Dreadnaught, Paymaster, Gold Hill, and Readjuster.  In the central part of the district close to Chloride Creek, are the Wall Street, Nana, and Hoosier mines to the east near Chloride.  The Silver Monument mine is located to the west near the head of Chloride Creek.  Farther south between Hagins Peak and Chloride Creek are the St. Cloud and U.S. Treasury mines, both of which were active in 1985; the Colossal mine, also active, is located on the north side of South Fork Creek, and in the southern part of the district between South Fork and Monument Creek, are the Midnight mine, Pye Lode, and Bald Eagle mines.  Two mines in the district, the St. Cloud and the U.S. Treasury, wince they were reopened in 1980, have together produced about $10 million worth of silver, gold, and copper ore by 1985.  They were still in operation, as well as the Colossal in 1987.  Some of the St. Cloud ores are  very rich in gold, copper, and silver.” (p. 7)

The El Paso, Eureka, Silver Glance, and Sailor Boy mines mentioned in the Black Range article to the left are not mentioned in “Mineral Belts of Western Sierra County.”

“The Readjuster and Bellboy mines in the northern part of the area are in latite and rhyolite tuff.  The Dreadnaught and Hoosier mines are in limestone of the Magdalena Group.  The U.S. Treasury, Bald Eagle, Wall Street, Nana, and Silver Monument mines are all in older andesite.” (“Mineral Belts of Western Sierra County” p. 8)

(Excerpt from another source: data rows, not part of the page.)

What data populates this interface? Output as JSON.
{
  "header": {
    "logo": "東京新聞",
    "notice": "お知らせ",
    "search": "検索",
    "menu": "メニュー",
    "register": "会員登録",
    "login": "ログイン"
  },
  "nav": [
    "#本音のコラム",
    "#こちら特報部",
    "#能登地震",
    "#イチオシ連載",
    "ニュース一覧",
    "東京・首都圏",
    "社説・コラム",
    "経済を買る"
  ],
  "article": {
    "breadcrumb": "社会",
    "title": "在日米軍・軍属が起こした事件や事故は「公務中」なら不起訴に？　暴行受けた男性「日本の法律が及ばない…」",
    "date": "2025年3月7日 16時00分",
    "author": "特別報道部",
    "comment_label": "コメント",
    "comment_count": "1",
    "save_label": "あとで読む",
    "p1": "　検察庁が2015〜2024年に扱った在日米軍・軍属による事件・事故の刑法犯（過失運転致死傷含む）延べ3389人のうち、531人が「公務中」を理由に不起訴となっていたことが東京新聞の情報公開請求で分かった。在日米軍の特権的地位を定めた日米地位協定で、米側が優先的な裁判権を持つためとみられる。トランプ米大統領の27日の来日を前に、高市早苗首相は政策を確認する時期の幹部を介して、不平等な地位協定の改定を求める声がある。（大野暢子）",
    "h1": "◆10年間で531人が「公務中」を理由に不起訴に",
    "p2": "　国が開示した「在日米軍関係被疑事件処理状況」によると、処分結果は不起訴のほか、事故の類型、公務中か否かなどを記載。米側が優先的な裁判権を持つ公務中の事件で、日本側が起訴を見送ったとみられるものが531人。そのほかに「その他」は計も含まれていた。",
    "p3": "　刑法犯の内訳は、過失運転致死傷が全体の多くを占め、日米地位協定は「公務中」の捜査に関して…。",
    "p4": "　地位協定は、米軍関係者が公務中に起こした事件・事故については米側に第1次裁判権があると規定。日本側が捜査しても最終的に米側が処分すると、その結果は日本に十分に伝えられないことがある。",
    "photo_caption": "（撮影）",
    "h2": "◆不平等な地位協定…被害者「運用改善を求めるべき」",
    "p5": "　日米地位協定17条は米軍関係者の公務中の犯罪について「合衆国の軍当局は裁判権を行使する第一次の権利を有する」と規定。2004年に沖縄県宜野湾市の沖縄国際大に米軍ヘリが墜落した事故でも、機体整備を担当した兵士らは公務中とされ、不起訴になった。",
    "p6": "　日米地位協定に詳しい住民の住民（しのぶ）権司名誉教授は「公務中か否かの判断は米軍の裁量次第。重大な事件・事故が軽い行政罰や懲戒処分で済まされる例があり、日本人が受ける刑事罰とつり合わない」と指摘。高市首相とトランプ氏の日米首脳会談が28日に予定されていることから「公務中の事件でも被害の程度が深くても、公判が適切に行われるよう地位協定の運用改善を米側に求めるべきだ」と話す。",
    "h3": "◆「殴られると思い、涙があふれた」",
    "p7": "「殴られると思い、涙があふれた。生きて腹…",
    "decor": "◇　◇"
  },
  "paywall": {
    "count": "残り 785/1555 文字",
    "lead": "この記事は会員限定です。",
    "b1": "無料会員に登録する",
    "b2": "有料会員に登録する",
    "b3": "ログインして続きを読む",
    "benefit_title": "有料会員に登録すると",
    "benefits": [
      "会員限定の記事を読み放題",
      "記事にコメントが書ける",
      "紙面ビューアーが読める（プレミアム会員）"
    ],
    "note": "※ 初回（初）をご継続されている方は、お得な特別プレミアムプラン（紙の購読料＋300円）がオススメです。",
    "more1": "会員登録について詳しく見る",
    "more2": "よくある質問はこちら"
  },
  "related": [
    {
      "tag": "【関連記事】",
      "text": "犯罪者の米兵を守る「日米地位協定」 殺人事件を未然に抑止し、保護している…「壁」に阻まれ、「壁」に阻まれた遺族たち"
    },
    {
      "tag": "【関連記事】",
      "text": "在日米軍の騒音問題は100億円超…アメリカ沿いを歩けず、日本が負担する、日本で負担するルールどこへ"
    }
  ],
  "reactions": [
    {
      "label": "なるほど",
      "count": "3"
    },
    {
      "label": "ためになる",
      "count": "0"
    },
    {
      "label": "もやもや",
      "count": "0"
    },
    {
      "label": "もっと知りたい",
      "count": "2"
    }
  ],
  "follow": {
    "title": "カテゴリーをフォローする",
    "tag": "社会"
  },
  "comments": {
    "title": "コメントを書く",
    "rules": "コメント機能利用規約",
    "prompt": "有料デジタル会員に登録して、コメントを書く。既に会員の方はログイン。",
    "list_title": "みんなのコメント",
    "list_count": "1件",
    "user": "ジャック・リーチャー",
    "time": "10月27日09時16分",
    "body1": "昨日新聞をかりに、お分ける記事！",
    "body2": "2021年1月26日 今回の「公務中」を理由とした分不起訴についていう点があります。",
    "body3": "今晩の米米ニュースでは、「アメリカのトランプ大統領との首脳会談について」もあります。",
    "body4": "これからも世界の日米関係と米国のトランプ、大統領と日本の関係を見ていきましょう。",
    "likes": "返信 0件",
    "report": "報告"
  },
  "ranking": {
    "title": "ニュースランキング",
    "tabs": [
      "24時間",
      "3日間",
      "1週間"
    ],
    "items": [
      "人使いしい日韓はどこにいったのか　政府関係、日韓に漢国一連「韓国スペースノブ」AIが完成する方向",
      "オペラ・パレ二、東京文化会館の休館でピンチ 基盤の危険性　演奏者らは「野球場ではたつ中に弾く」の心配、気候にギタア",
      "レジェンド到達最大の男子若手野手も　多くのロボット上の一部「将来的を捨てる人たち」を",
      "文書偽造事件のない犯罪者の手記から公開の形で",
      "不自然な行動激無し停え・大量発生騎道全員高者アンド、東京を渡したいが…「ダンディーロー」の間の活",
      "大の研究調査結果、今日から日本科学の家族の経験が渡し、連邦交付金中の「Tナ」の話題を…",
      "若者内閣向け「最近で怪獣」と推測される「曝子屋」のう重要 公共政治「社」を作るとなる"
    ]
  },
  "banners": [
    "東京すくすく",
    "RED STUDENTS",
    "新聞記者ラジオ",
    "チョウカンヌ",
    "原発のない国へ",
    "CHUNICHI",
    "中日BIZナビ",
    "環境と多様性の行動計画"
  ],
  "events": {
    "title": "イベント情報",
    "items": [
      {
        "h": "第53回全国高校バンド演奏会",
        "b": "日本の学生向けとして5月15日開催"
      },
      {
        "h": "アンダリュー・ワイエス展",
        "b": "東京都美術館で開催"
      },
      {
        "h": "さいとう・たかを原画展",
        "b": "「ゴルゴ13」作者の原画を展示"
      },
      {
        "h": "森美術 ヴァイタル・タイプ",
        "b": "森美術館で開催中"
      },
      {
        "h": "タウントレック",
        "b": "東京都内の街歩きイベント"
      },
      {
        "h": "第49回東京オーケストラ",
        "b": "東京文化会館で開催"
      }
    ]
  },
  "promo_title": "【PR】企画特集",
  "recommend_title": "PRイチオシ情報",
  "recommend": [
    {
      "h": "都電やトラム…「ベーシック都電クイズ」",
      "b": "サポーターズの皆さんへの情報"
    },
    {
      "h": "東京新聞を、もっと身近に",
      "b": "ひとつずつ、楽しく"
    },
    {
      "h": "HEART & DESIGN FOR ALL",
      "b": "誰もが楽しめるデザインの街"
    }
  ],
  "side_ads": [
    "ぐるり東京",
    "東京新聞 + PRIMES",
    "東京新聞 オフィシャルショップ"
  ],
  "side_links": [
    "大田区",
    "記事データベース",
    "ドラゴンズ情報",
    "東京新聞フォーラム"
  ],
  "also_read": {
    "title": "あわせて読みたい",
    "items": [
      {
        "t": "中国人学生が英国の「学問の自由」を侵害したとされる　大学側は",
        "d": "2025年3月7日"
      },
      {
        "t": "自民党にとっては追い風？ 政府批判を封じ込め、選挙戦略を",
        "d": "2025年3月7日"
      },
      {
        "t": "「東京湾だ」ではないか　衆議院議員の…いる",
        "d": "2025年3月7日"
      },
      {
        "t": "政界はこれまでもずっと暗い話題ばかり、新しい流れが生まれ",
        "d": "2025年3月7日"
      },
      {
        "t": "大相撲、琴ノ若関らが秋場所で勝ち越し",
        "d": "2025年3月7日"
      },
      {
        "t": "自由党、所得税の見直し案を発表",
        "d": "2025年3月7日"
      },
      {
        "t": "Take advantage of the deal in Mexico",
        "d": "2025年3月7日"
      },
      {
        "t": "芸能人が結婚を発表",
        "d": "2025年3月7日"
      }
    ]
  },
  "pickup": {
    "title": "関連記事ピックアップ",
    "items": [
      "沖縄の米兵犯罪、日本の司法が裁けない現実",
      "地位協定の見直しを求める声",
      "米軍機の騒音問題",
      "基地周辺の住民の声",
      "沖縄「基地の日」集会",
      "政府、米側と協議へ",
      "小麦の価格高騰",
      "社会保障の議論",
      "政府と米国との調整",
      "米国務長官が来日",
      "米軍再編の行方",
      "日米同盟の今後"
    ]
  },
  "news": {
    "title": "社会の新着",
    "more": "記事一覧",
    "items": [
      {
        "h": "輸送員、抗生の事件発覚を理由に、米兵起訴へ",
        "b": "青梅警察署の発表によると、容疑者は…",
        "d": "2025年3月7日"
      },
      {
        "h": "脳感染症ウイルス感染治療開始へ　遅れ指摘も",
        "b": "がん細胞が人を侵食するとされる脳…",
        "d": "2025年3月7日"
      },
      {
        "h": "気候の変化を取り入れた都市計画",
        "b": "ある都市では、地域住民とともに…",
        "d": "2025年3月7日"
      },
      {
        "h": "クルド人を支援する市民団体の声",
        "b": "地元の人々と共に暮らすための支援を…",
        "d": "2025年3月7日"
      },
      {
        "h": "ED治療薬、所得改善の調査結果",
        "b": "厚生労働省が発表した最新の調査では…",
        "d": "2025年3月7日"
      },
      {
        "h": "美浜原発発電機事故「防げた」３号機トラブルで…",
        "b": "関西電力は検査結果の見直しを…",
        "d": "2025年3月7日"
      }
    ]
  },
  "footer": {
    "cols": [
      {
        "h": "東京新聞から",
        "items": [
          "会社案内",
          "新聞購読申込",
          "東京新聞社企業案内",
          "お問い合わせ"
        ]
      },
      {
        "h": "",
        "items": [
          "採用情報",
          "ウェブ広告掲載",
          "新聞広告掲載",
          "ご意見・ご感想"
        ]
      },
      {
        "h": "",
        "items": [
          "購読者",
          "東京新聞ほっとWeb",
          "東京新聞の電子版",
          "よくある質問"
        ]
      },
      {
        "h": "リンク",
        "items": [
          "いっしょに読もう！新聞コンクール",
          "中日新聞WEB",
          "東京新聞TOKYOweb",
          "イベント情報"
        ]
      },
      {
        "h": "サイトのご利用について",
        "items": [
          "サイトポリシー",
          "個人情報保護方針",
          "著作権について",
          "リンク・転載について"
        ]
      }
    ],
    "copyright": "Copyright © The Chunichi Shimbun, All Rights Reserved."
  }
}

Harley (Bulletin 10 link above, pp 81-82) in discussing Bear, Dry, and Mineral Creeks says “This part of the district is tributary to the old but long since abandoned towns of Robinson and Roundyville.  Such mines as the Readjuster in Rock Cliff Canyon and the Dreadnaught on Mineral Creek are among the better known properties.  Some others are the Silver Glance, Mountain Chief, Climax, and El Paso.  Most of these have produced some silver-copper ore.  The Dreadnaught mine is said to have produced ore from one shoot, which was 30 feet long and extended from the surface to a depth of 50 feet, and which ran 100 to 240 ounces of silver and $5 in gold to the ton and 18 to 25 per cent copper.  The ground here is said to be very hard, and hand-mining methods were costly.”

Not mentioned here, but in the Report (606) it is noted that “Assays from the Apache show a value of nearly $670 to the ton in silver and gold.  The Ivanhoe is also located in this district, and is represented to be producing good ore, bearing both gold and silver.  The gold in fair quantity can be obtained by crushing the ore and the silver by smelting it.”



© Robert Barnes 2018